‘Safe Harbor for Taxpayers with Forked Assets Act’ Reintroduced in Congress by Tom Emmer
- Congressman Emmer first introduced the bill back in 2018. However, the proposed legislation soon lost a lot of its momentum after it was introduced into the U.S. House Committee on Ways and Means.
- In an interview given by Emmer a few months back, he made it clear that he was already working to reintroduce a new iteration of his aforementioned bill.
According to an all new report released recently, Congressman Tom Emmer has reintroduced a bill — called the “Safe Harbor for Taxpayers with Forked Assets Act” — that is broadly designed to reduce some of the tax burdens that are currently placed on a large number of digital currency investors. To be a bit more specific, we can see that the above mentioned bill seeks to bring more clarity on the subject of crypto hard forks.

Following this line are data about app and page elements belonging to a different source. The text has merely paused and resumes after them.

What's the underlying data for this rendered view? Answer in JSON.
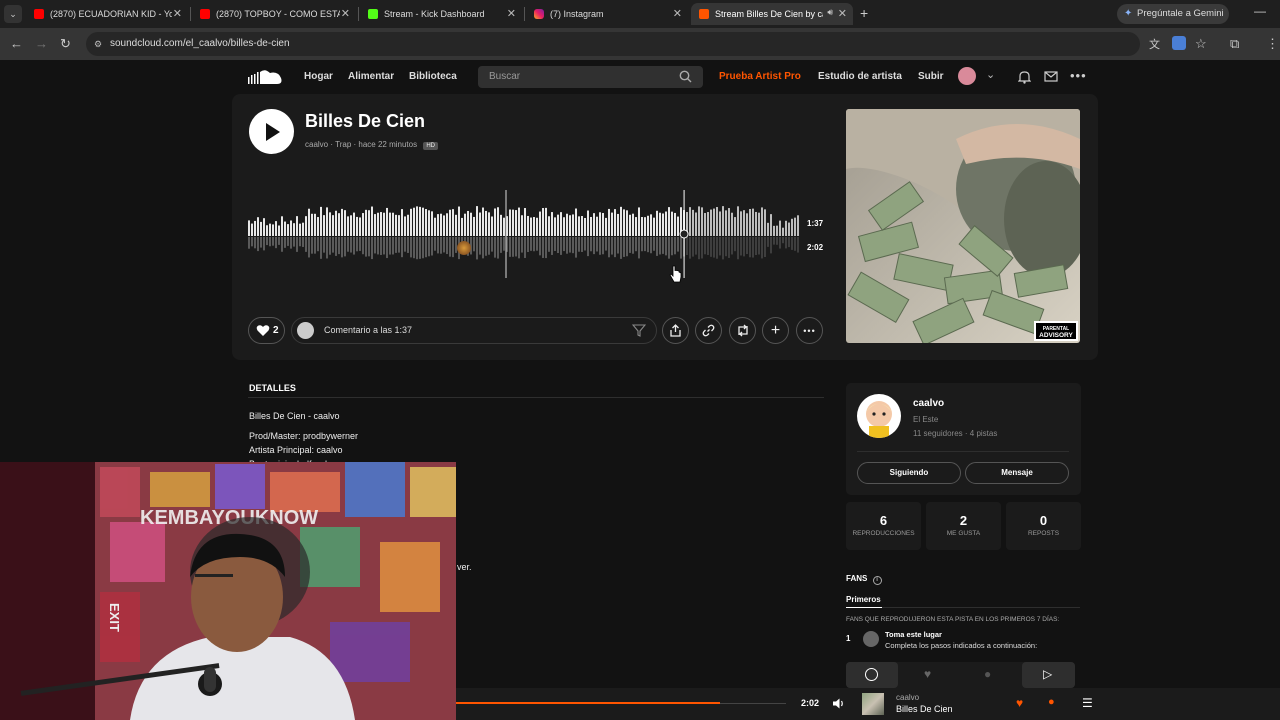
{
  "browser": {
    "tabs": [
      {
        "title": "(2870) ECUADORIAN KID - YouTube",
        "icon": "youtube-icon"
      },
      {
        "title": "(2870) TOPBOY - COMO ESTAS",
        "icon": "youtube-icon"
      },
      {
        "title": "Stream - Kick Dashboard",
        "icon": "kick-icon"
      },
      {
        "title": "(7) Instagram",
        "icon": "instagram-icon"
      },
      {
        "title": "Stream Billes De Cien by ca",
        "icon": "soundcloud-icon"
      }
    ],
    "gemini_label": "Pregúntale a Gemini",
    "url": "soundcloud.com/el_caalvo/billes-de-cien"
  },
  "header": {
    "nav": [
      "Hogar",
      "Alimentar",
      "Biblioteca"
    ],
    "search_placeholder": "Buscar",
    "pro_label": "Prueba Artist Pro",
    "studio_label": "Estudio de artista",
    "upload_label": "Subir"
  },
  "track": {
    "title": "Billes De Cien",
    "artist": "caalvo",
    "genre": "Trap",
    "posted": "hace 22 minutos",
    "hd_badge": "HD",
    "time_current": "1:37",
    "time_total": "2:02",
    "progress_fraction": 0.79,
    "likes": "2",
    "comment_placeholder": "Comentario a las 1:37",
    "explicit_label": "PARENTAL ADVISORY EXPLICIT CONTENT"
  },
  "details": {
    "heading": "DETALLES",
    "line1": "Billes De Cien - caalvo",
    "line2": "Prod/Master: prodbywerner",
    "line3": "Artista Principal: caalvo",
    "line4": "Beat original: dfs wheo",
    "fragment": "ver."
  },
  "artist_card": {
    "name": "caalvo",
    "location": "El Este",
    "stats": "11 seguidores · 4 pistas",
    "following_label": "Siguiendo",
    "message_label": "Mensaje"
  },
  "stats": [
    {
      "value": "6",
      "label": "REPRODUCCIONES"
    },
    {
      "value": "2",
      "label": "ME GUSTA"
    },
    {
      "value": "0",
      "label": "REPOSTS"
    }
  ],
  "fans": {
    "heading": "FANS",
    "tab": "Primeros",
    "caption": "FANS QUE REPRODUJERON ESTA PISTA EN LOS PRIMEROS 7 DÍAS:",
    "rank": "1",
    "entry_title": "Toma este lugar",
    "entry_sub": "Completa los pasos indicados a continuación:"
  },
  "webcam": {
    "sticker_text": "KEMBAYOUKNOW",
    "sign_text": "EXIT"
  },
  "player": {
    "time": "2:02",
    "artist": "caalvo",
    "title": "Billes De Cien"
  },
  "colors": {
    "accent": "#ff5500",
    "background": "#121212",
    "panel": "#1b1b1b"
  }
}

Emmer’s proposed legislation hopes to provide taxpayers with certain guarantees/safeguards in case their altcoins undergo a hard-fork. Simply put, the bill will allow investors to avoid facing any major penalties if they fail to pay their taxes on forked assets.
“The bill would provide assurance for taxpayers that they will not be penalized for reporting this information to the IRS. The prohibition on penalties would continue until the IRS establishes a set of rules regarding the tax treatment of forked cryptocurrencies. “

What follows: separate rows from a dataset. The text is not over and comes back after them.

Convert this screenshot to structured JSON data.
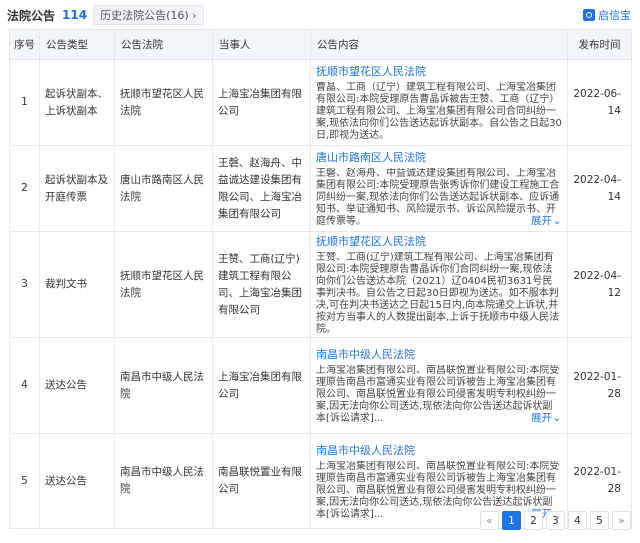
{
  "header": {
    "title": "法院公告",
    "count": "114",
    "history_label": "历史法院公告(16)",
    "history_arrow": "›",
    "brand": "启信宝"
  },
  "columns": [
    "序号",
    "公告类型",
    "公告法院",
    "当事人",
    "公告内容",
    "发布时间"
  ],
  "rows": [
    {
      "index": "1",
      "type": "起诉状副本、上诉状副本",
      "court": "抚顺市望花区人民法院",
      "parties": "上海宝冶集团有限公司",
      "content_court": "抚顺市望花区人民法院",
      "summary": "曹晶、工商（辽宁）建筑工程有限公司、上海宝冶集团有限公司:本院受理原告曹晶诉被告王赞、工商（辽宁）建筑工程有限公司、上海宝冶集团有限公司合同纠纷一案,现依法向你们公告送达起诉状副本。自公告之日起30日,即视为送达。",
      "expand": "",
      "date": "2022-06-14"
    },
    {
      "index": "2",
      "type": "起诉状副本及开庭传票",
      "court": "唐山市路南区人民法院",
      "parties": "王磐、赵海舟、中益诚达建设集团有限公司、上海宝冶集团有限公司",
      "content_court": "唐山市路南区人民法院",
      "summary": "王磐、赵海舟、中益诚达建设集团有限公司、上海宝冶集团有限公司:本院受理原告张秀诉你们建设工程施工合同纠纷一案,现依法向你们公告送达起诉状副本、应诉通知书、举证通知书、风险提示书、诉讼风险提示书、开庭传票等。",
      "expand": "展开",
      "date": "2022-04-14"
    },
    {
      "index": "3",
      "type": "裁判文书",
      "court": "抚顺市望花区人民法院",
      "parties": "王赞、工商(辽宁)建筑工程有限公司、上海宝冶集团有限公司",
      "content_court": "抚顺市望花区人民法院",
      "summary": "王赞、工商(辽宁)建筑工程有限公司、上海宝冶集团有限公司:本院受理原告曹晶诉你们合同纠纷一案,现依法向你们公告送达本院（2021）辽0404民初3631号民事判决书。自公告之日起30日即视为送达。如不服本判决,可在判决书送达之日起15日内,向本院递交上诉状,并按对方当事人的人数提出副本,上诉于抚顺市中级人民法院。",
      "expand": "",
      "date": "2022-04-12"
    },
    {
      "index": "4",
      "type": "送达公告",
      "court": "南昌市中级人民法院",
      "parties": "上海宝冶集团有限公司",
      "content_court": "南昌市中级人民法院",
      "summary": "上海宝冶集团有限公司、南昌联悦置业有限公司:本院受理原告南昌市富通实业有限公司诉被告上海宝冶集团有限公司、南昌联悦置业有限公司侵害发明专利权纠纷一案,因无法向你公司送达,现依法向你公告送达起诉状副本[诉讼请求]...",
      "expand": "展开",
      "date": "2022-01-28"
    },
    {
      "index": "5",
      "type": "送达公告",
      "court": "南昌市中级人民法院",
      "parties": "南昌联悦置业有限公司",
      "content_court": "南昌市中级人民法院",
      "summary": "上海宝冶集团有限公司、南昌联悦置业有限公司:本院受理原告南昌市富通实业有限公司诉被告上海宝冶集团有限公司、南昌联悦置业有限公司侵害发明专利权纠纷一案,因无法向你公司送达,现依法向你公告送达起诉状副本[诉讼请求]...",
      "expand": "展开",
      "date": "2022-01-28"
    }
  ],
  "pagination": {
    "prev": "«",
    "pages": [
      "1",
      "2",
      "3",
      "4",
      "5"
    ],
    "active": "1",
    "next": "»"
  },
  "colors": {
    "accent": "#1e73e6",
    "header_bg": "#f2f5f9",
    "border": "#e4e7ec"
  }
}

“The bill is a reasonable way to insulate taxpayers from potential liabilities that are no fault of their own, stemming primarily from the present lack of clear guidance on forks from the IRS.
Taxpayers are only able to comply with tax laws when the law is clear and individuals that attempt to report these assets have been unfairly targeted. Until the IRS provides specific guidance regarding the appropriate means of reporting them, these individuals should receive a safe harbor.”
According to James Foust — a senior research fellow at Coin Center — Emmer’s vision is quite laudable, and if passed, holds the potential to revamp how crypto assets in general are taxed by the government.
In closing out this piece, it should be mentioned that Emmer’s bill is not the only piece of legislation that is seeking to gain more clarity on the subject of crypto from the government. For example, the Token Taxonomy Act too has been devised to:
‘categorically define which tokens should come under the purview of existing federal securities laws.’